--- SOURCE DATA Enclosed Below ---

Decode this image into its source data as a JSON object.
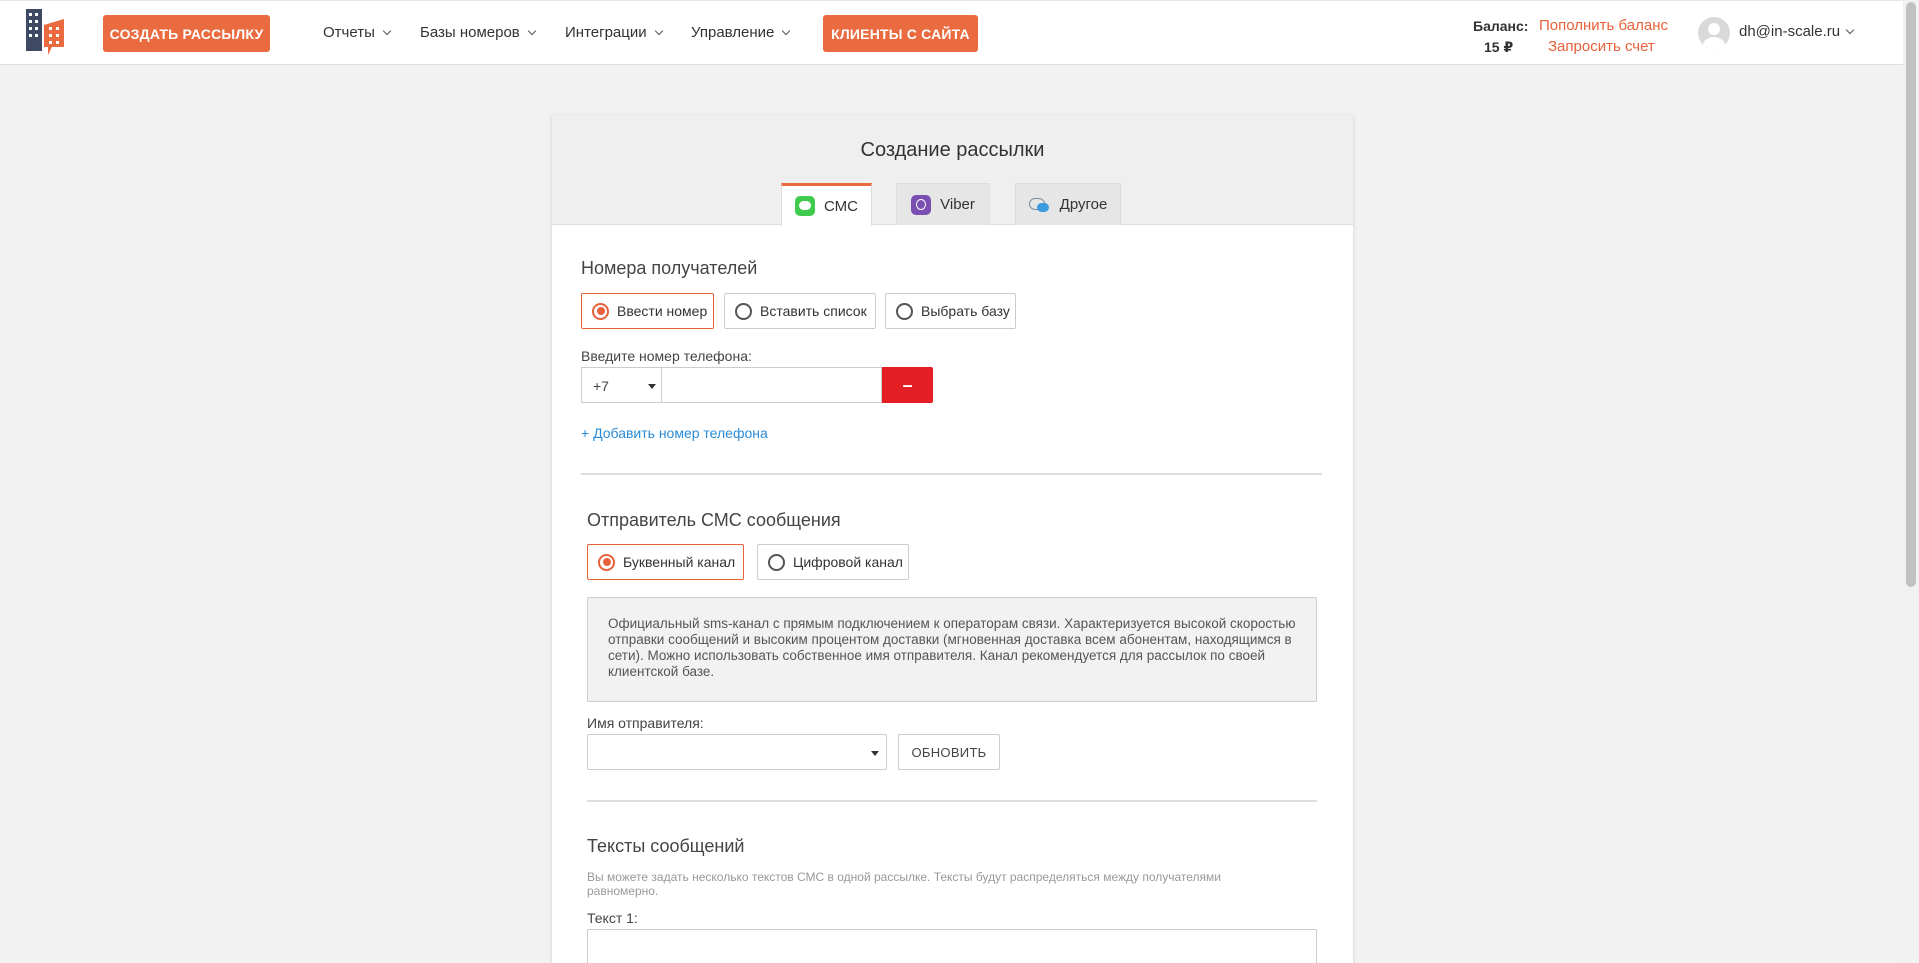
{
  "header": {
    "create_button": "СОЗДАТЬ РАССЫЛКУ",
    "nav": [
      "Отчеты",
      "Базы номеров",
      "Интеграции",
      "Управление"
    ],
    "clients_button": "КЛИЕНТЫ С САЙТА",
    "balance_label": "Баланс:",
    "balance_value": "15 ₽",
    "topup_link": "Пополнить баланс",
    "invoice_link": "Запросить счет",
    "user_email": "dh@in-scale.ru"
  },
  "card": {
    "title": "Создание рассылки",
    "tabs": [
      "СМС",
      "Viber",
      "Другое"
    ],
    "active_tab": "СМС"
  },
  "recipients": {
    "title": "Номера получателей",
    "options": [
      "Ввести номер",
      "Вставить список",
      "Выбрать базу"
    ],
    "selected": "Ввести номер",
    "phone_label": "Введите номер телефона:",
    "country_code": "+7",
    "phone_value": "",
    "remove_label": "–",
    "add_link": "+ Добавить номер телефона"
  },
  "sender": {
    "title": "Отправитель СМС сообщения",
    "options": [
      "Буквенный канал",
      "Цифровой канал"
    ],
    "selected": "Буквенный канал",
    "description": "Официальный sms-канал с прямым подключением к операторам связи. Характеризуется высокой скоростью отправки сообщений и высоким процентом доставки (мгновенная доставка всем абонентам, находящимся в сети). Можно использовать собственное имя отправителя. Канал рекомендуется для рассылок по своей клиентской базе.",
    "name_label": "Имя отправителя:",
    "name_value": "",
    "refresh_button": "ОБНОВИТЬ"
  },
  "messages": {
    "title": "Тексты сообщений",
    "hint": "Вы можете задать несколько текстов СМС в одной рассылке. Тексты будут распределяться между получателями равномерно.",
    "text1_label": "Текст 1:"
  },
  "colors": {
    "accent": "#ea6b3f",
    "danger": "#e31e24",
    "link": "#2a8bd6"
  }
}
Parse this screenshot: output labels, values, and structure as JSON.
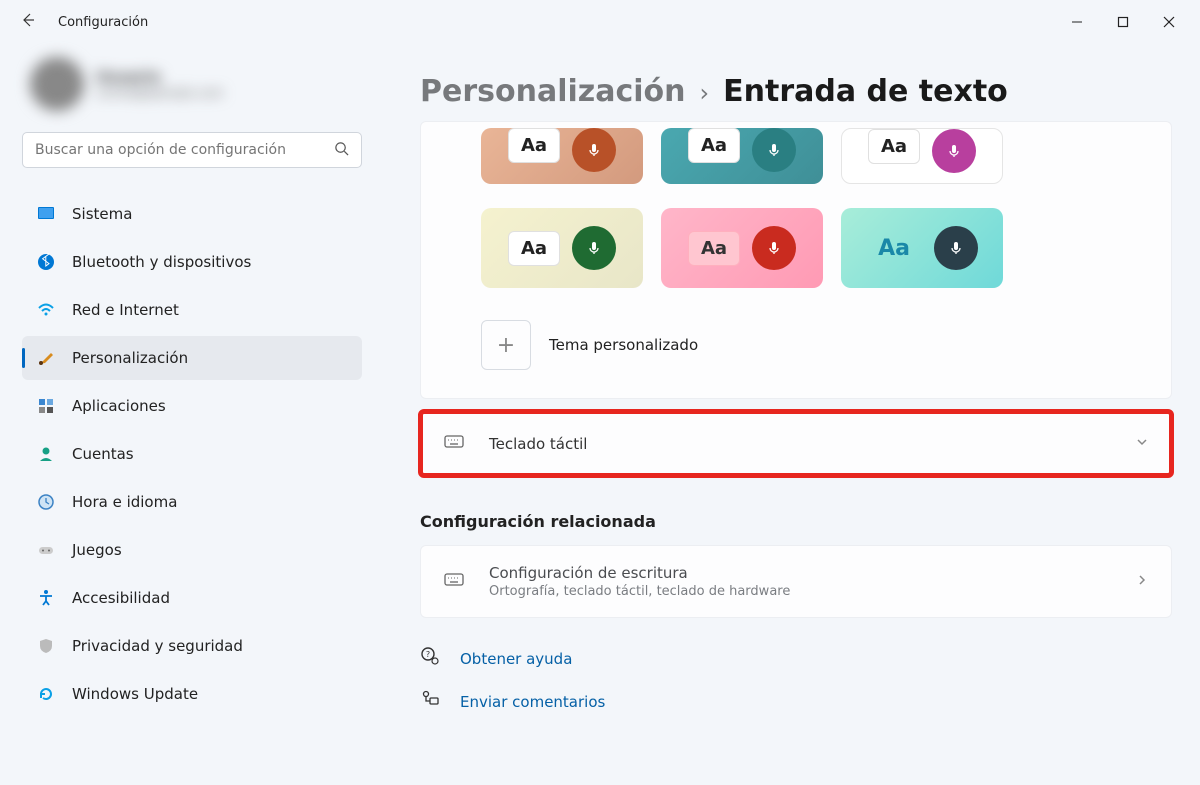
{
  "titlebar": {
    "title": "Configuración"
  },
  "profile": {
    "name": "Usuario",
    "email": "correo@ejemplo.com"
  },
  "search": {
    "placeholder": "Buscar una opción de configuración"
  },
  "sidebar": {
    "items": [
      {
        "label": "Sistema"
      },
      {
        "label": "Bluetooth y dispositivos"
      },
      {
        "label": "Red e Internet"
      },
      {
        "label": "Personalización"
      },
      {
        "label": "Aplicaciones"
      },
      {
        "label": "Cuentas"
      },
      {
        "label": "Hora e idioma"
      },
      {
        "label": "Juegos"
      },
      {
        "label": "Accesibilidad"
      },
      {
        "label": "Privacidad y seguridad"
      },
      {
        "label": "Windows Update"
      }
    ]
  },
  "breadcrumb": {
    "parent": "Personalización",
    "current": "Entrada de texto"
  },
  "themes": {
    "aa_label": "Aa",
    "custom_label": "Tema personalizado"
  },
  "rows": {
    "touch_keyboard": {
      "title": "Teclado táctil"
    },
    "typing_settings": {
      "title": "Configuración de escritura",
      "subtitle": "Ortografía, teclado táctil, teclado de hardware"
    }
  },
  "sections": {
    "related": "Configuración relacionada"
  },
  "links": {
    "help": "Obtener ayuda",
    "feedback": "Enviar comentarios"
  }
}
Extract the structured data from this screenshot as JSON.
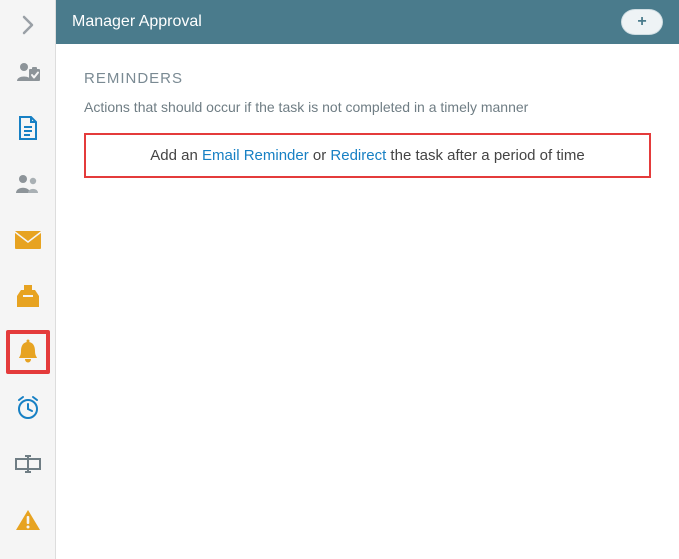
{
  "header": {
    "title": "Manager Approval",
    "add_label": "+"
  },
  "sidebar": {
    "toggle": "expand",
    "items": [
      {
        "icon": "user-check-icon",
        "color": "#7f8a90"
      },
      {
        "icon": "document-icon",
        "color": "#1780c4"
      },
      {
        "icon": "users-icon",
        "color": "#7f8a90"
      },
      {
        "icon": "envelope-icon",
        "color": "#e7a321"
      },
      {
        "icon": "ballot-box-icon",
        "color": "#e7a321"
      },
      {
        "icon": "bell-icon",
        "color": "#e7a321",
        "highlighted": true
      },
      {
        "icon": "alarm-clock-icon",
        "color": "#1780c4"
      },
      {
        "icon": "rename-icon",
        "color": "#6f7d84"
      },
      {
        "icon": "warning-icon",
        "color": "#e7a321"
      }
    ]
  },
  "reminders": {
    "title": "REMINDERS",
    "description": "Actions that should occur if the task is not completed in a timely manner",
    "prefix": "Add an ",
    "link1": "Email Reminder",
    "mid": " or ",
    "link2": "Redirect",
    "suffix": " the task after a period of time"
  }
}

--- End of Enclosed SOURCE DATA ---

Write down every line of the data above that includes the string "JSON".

Decode this image into its source data as a JSON object.
Parse this screenshot: output labels, values, and structure as JSON.
Extract the structured data from this screenshot as JSON.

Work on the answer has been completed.